shutterstock_155071307 Legacy software technologists may not be in demand in quite the same way as other developers, but there’s still a pressing need for their expertise. Even as technology rapidly evolves and new languages and platforms become commonly used, legacy solutions continue to work behind the scenes, providing essential building blocks to the infrastructure of countless organizations. Having legacy systems migration and integration skills can bridge the gap between an organization's past and future, particularly with more businesses moving into the cloud. A deep understanding of how different technologies can integrate and evolve can make someone with knowledge of the more arcane elements of a company’s architecture close to indispensable. “When it comes to ‘dealing with legacy,’ there aren't that many good options,” said Michael Coté, who works for software-maker Pivotal. “We often think of legacy as software that must be changed but that we're afraid to change. Legacy has this connotation of it being risky, scary, or maybe just boring.” It’s also intensely challenging. As Coté advises, if you want to go down into the mines of legacy management, start by researching a legacy system’s background and original purpose, what it’s currently used for, and any current stakeholders within your organization. You may be surprised to find that only incomplete answers exist to those questions. Coté has even heard of companies that have shut down their legacy applications and waited to see if any customers got in touch. That kind of opacity can make things difficult (or for the sleuths among you, really interesting). “Understanding the why, what, and who of a legacy system will tell you most of what you need to know when it comes to managing it,” Coté said. Managing a platform also means learning the underlying technologies and languages that run it.
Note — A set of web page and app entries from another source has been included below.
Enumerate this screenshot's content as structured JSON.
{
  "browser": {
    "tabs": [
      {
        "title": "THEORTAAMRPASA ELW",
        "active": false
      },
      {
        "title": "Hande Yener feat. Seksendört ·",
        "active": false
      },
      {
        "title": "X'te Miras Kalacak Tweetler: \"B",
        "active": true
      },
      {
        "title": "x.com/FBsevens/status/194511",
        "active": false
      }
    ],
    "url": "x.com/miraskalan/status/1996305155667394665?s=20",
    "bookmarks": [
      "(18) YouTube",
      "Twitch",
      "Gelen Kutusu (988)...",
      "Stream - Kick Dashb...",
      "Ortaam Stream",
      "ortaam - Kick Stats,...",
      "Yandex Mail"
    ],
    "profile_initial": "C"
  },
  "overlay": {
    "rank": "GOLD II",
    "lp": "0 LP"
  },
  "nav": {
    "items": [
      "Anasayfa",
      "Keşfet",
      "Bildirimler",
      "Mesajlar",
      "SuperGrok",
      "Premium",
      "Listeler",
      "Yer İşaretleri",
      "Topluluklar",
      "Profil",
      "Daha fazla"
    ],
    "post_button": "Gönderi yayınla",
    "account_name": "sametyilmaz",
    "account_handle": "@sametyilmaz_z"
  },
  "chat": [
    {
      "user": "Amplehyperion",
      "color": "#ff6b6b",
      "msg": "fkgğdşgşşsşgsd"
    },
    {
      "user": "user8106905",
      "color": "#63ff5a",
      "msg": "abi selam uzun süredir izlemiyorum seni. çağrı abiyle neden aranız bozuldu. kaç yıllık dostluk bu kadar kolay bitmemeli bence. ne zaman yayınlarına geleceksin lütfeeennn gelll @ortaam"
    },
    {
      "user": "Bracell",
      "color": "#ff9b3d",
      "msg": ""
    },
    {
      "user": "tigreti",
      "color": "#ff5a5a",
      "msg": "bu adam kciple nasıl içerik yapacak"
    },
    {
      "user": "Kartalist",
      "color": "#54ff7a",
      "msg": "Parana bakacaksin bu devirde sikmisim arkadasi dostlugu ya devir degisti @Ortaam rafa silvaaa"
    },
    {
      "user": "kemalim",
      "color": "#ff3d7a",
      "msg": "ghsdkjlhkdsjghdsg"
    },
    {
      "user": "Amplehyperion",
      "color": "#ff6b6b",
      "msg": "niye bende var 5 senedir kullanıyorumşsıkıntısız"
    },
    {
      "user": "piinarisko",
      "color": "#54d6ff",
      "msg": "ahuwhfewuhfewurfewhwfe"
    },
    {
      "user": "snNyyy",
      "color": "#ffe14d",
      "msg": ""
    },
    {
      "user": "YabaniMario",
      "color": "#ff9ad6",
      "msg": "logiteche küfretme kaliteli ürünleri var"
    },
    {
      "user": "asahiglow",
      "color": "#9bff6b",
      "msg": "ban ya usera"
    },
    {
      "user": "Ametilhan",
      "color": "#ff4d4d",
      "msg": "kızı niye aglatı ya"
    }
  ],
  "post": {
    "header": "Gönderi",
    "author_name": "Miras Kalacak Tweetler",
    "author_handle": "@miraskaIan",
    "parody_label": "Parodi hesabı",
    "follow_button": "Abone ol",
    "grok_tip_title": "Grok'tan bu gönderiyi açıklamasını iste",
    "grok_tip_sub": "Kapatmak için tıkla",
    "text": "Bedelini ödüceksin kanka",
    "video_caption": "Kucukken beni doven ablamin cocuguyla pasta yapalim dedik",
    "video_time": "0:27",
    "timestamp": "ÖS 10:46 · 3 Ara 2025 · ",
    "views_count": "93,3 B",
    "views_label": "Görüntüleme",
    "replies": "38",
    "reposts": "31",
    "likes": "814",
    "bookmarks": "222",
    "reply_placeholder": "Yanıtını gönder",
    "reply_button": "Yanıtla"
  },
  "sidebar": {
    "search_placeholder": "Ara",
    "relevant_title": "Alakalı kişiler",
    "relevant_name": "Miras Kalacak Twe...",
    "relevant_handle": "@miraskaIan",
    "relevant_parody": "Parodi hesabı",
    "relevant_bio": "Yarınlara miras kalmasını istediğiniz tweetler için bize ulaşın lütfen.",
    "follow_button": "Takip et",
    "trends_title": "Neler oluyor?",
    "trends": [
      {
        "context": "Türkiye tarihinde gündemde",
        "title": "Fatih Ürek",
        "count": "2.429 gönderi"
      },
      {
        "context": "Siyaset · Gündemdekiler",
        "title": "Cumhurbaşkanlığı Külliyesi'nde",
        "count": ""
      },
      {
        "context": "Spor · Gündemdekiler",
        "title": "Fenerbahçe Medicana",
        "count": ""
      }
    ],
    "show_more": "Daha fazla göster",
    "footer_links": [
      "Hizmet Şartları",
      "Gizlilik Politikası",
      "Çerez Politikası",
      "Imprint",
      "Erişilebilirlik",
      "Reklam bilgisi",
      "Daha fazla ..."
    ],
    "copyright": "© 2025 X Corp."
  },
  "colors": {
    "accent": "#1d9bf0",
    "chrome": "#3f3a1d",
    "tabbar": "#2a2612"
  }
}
Mainframes and other Things

At many companies, pursuing legacy technology means wrapping your head around operating systems for mainframes. These massive hulks feature stability and reliability that allow them to run without interruption for decades; industries such as retail, banking, government, financial services, and manufacturing all rely heavily on the technology and infrastructure. Whatever the actual hardware, legacy practitioners will need to build up knowledge of COBOL, Fortran, AS/400, UNIX (and C), older versions of Windows; sometimes even unusual things like OS/2 may help, as well. “There's dozens of programming languages out there,” Coté added, “and you'll need to learn not only the appropriate ‘old’ language, but how the build, version control, and project management tools around it function.” Jessie Puls, a software artisan for Pillar Technology, observes that when developers are working with legacy systems, they often don’t have any familiarity with the subtleties of how things interact with each other. “If you're lucky enough to have reliable tests you may be able to avoid unintentional changes in other parts of the system,” she said, “but more often than not we're tasked with adding features into untested applications.” Puls added that, after gleaning whatever information you can about existing systems, focus on mastering any associated debugging tools: without that skill, it can be difficult to assess all the things taking place on a particular platform. “You're likely going to be spending a fair amount of time trying to figure out how things work that nobody involved in your project is familiar with,” she said, “and stepping through code will be the best option you have for doing that.” “Further up the management chain,” Coté advised, “having a good grasp on portfolio management is valuable, too. You should be able to prioritize any given legacy application relative to another with respect to funding and attention.” As companies continue their constant march to modernize systems and processes, much of the infrastructure remains in place—and aging rapidly. That makes legacy technology experts increasingly valuable as time goes on.